The next step would be an injunction against RIM, which could dramatically affect BlackBerry operations in the US. There are at least 3 ways BlackBerry operations might continue:
#1. RIM and NTP do a new deal.
#2. RIM designs around the claims of the NTP patents, so that the impact of an injunction would be attenuated.
#3. If an injunction is granted, RIM is able to argue to stay the enforcement UNTIL AFTER the MercExchange/eBay case is decided by the US Supreme Court.
Waterloo, Ontario-based Research in Motion had hoped to end a nasty, four-year patent dispute with NTP, a tiny U.S. intellectual property firm. But a judge denied RIM's request to enforce a $450 million settlement the companies announced in March but never finalized. (Opinion: NTP vs. Research in Motion)

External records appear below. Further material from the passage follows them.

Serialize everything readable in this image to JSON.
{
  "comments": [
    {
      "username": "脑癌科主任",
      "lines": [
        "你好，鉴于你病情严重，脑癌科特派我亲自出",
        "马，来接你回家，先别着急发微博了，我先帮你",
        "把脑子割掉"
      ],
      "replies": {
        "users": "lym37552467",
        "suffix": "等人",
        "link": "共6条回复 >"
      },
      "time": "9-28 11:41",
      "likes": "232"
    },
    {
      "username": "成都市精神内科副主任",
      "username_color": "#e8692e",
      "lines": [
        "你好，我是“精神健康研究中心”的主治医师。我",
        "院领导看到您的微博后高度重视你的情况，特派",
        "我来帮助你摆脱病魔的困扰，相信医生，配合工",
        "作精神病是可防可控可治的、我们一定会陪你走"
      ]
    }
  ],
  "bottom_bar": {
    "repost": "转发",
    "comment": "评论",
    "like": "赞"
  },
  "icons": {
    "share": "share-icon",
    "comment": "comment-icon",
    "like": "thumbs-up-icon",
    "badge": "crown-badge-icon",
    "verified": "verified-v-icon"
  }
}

That allows the case to proceed — terrible news for RIM. NTP has asked for an injunction that would prevent RIM from selling BlackBerry devices or services in the USA, and there's now a good chance the judge will grant it, says Rod Thompson, a partner with San Francisco law firm Farella Braun & Martel.
But BlackBerry addicts need not panic, says tech analyst Kevin Burden with researcher IDC. "It would be wrong to assume RIM would allow service to be interrupted in its largest market," he says. The USA accounts for about 70% of RIM's business.